July 31, 2018
While we love to welcome warm summer days and nights, constant high heat can have its drawbacks. With record-high temperatures growing daily throughout the globe this summer, it’s time to start paying attention to how high heat can affect both our mental and physical health.
Finding yourself in sweltering heat can be incredibly uncomfortable, but heat waves go beyond causing us to break a sweat. Here are some of the most common side effects of high temperatures:
Volatile organic compounds--or VOCs–are very common chemicals that are found on everyday household items such as furniture, paint, flooring, cleaning products, packaging, and more. When any of these items are exposed to high levels of heat, the VOCs they contain will evaporate into the air in your home, in a process known as off-gassing.
Breathing in high levels of VOCs has been known to cause a variety of health problems including headaches, nausea, fatigue, flu-like symptoms, and more.
To help prevent accelerated off-gassing in your home on hot summer days, you’ll want to keep a close eye on your home’s indoor temperature. A great solution for naturally keeping your home cool is to keep blinds closed throughout the day--preferably with white heat-reflecting blinds--this will reduce the amount of heat and direct sunlight entering your home.
Temperature can have a surprising impact on our productivity. Working in an environment that has too high or low temperatures can be a distraction, at the very least–as our bodies work to adjust to a healthier temperature, it will become increasingly difficult to focus properly.
The ideal temperature for productivity is between 70°F and 77°F. Studies testing productivity outside these ranges have seen a decrease in productivity by 4% in colder temperatures and by 6% in warmer ones.

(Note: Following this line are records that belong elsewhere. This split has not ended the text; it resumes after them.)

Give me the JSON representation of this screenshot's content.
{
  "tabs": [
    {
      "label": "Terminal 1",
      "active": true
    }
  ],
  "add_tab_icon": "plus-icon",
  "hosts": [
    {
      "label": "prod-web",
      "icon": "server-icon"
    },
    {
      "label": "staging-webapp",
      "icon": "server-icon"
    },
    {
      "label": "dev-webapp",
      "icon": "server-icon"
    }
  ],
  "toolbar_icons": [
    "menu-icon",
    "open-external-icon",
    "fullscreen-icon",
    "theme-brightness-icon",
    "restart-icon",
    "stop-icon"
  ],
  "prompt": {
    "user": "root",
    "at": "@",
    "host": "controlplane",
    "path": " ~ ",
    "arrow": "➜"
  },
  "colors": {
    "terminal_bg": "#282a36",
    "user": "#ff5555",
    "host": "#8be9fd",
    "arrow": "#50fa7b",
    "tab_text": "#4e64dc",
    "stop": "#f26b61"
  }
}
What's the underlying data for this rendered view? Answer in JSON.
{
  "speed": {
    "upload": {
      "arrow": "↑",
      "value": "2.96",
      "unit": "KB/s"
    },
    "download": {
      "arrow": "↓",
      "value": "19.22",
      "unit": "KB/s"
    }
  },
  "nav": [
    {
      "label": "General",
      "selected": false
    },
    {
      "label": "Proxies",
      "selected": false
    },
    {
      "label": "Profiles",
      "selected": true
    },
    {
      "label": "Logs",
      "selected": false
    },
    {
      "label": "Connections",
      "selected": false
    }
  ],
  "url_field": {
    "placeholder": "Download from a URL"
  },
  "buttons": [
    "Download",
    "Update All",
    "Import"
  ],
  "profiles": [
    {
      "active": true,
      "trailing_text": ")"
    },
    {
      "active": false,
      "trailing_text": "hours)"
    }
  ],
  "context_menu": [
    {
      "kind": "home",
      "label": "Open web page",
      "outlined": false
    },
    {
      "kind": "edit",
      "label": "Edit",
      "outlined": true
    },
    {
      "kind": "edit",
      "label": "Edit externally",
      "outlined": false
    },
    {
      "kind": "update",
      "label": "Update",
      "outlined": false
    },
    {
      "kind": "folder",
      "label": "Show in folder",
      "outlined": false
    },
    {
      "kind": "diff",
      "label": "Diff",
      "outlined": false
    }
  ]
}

It’s also been proven that being mindful of your workspace temperature can lead to 3% gains in overall productivity.
Have you ever found it impossible to fall asleep in a room that felt too hot? This wasn’t just because you were uncomfortable–it also has to do with your body.
When we’re trying to fall asleep, our brain will try to lower our overall body temperature, and this slight drop in temperature helps induce sleep. However, if the air in our room is too hot or too cold, we’ll have a difficult time achieving the right body temperature for a healthy night’s sleep, causing us to have a restless night. Research tells us that the best room temperature for sleep is between 60°F and 67°F.
If you live in an area with both high heat and high humidity throughout the summer, you can also run the risk of growing mold in your home. Carefully keep an eye on your home’s levels of relative humidity and temperature: a combination of relative humidity above 50% and temperatures above 79°F will create an ideal environment for mold growth.
You deserve a healthy, comfortable summer — let Awair Element help track the health of your home and give you personalized recommendations to take control of your environment.
Residents of west L.A. and the San Francisco Bay Area awoke this morning to the faint yet familiar smell of smoke. Although San Francisco isn’t as smoggy as it was in November 2018, the smell is a compelling reminder that being out of range of the flames doesn’t mean that you’re safe from harm.
When we think of summer, we typically think of heat, the smell of barbecue burning in the air or the satisfaction that comes from a brisk swim in a pool. But for some people, the dog days of summer can come with the inconvenience that is allergies.